━━━ EXTRACTED MATERIAL

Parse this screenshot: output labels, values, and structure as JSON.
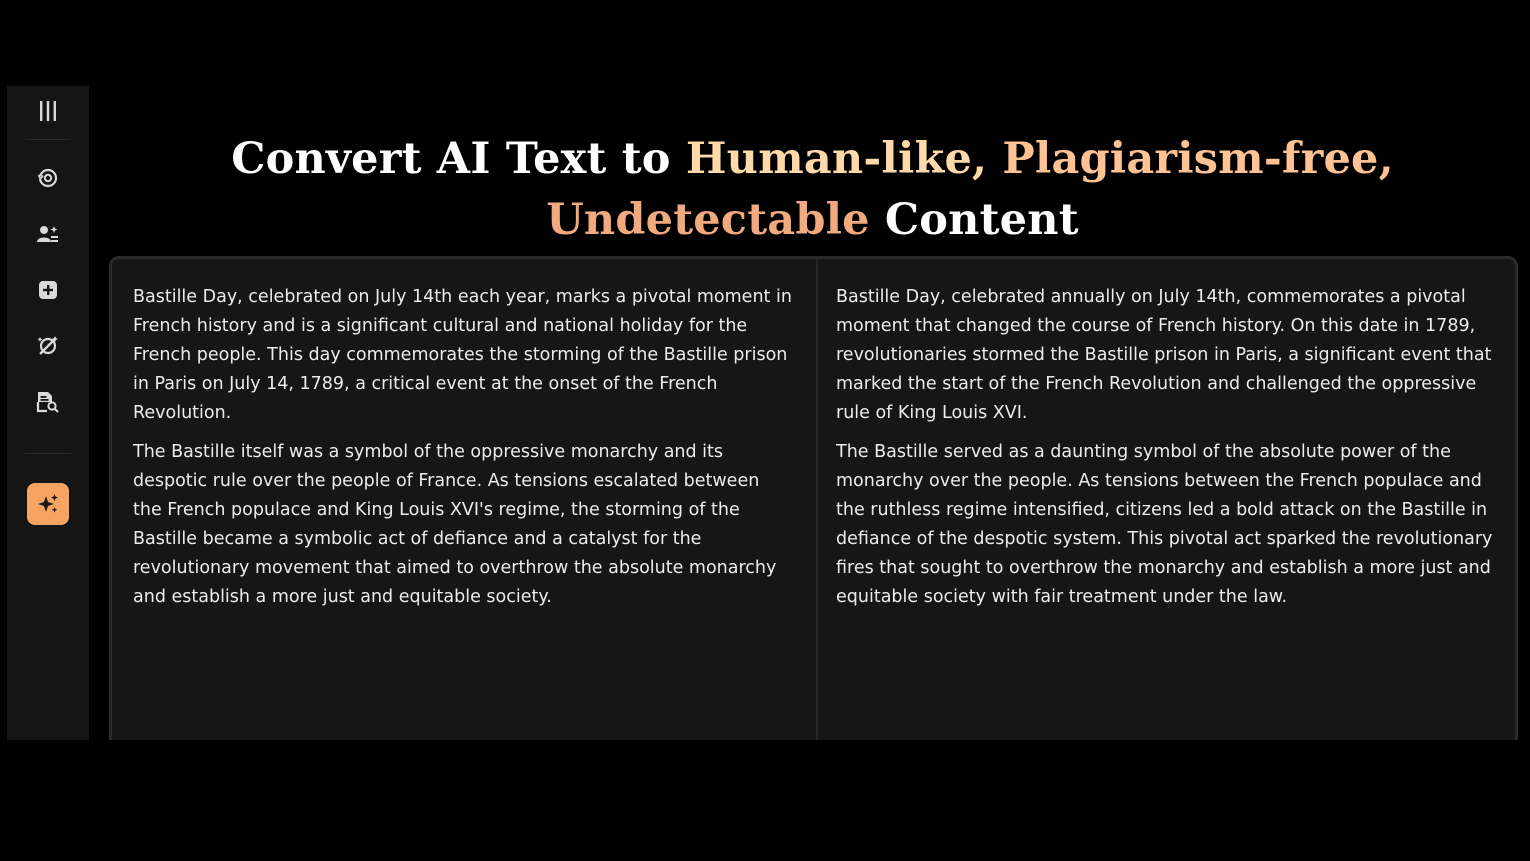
{
  "sidebar": {
    "items": [
      {
        "icon": "menu-icon"
      },
      {
        "icon": "rewrite-cycle-icon"
      },
      {
        "icon": "ai-humanize-icon"
      },
      {
        "icon": "add-square-icon"
      },
      {
        "icon": "magic-tools-icon"
      },
      {
        "icon": "document-search-icon"
      },
      {
        "icon": "sparkles-icon",
        "active": true
      }
    ],
    "accent_color": "#f7a462"
  },
  "headline": {
    "part1": "Convert AI Text to ",
    "highlight1": "Human-like,",
    "space1": " ",
    "highlight2": "Plagiarism-free,",
    "highlight3": "Undetectable",
    "part2": " Content"
  },
  "input_panel": {
    "paragraphs": [
      "Bastille Day, celebrated on July 14th each year, marks a pivotal moment in French history and is a significant cultural and national holiday for the French people. This day commemorates the storming of the Bastille prison in Paris on July 14, 1789, a critical event at the onset of the French Revolution.",
      "The Bastille itself was a symbol of the oppressive monarchy and its despotic rule over the people of France. As tensions escalated between the French populace and King Louis XVI's regime, the storming of the Bastille became a symbolic act of defiance and a catalyst for the revolutionary movement that aimed to overthrow the absolute monarchy and establish a more just and equitable society."
    ]
  },
  "output_panel": {
    "paragraphs": [
      "Bastille Day, celebrated annually on July 14th, commemorates a pivotal moment that changed the course of French history. On this date in 1789, revolutionaries stormed the Bastille prison in Paris, a significant event that marked the start of the French Revolution and challenged the oppressive rule of King Louis XVI.",
      "The Bastille served as a daunting symbol of the absolute power of the monarchy over the people. As tensions between the French populace and the ruthless regime intensified, citizens led a bold attack on the Bastille in defiance of the despotic system. This pivotal act sparked the revolutionary fires that sought to overthrow the monarchy and establish a more just and equitable society with fair treatment under the law."
    ]
  }
}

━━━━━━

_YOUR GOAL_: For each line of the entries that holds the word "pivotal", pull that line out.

_COMPLETED EXERCISE_:
      "Bastille Day, celebrated on July 14th each year, marks a pivotal moment in French history and is a significant cultural and national holiday for the French people. This day commemorates the storming of the Bastille prison in Paris on July 14, 1789, a critical event at the onset of the French Revolution.",
      "Bastille Day, celebrated annually on July 14th, commemorates a pivotal moment that changed the course of French history. On this date in 1789, revolutionaries stormed the Bastille prison in Paris, a significant event that marked the start of the French Revolution and challenged the oppressive rule of King Louis XVI.",
      "The Bastille served as a daunting symbol of the absolute power of the monarchy over the people. As tensions between the French populace and the ruthless regime intensified, citizens led a bold attack on the Bastille in defiance of the despotic system. This pivotal act sparked the revolutionary fires that sought to overthrow the monarchy and establish a more just and equitable society with fair treatment under the law."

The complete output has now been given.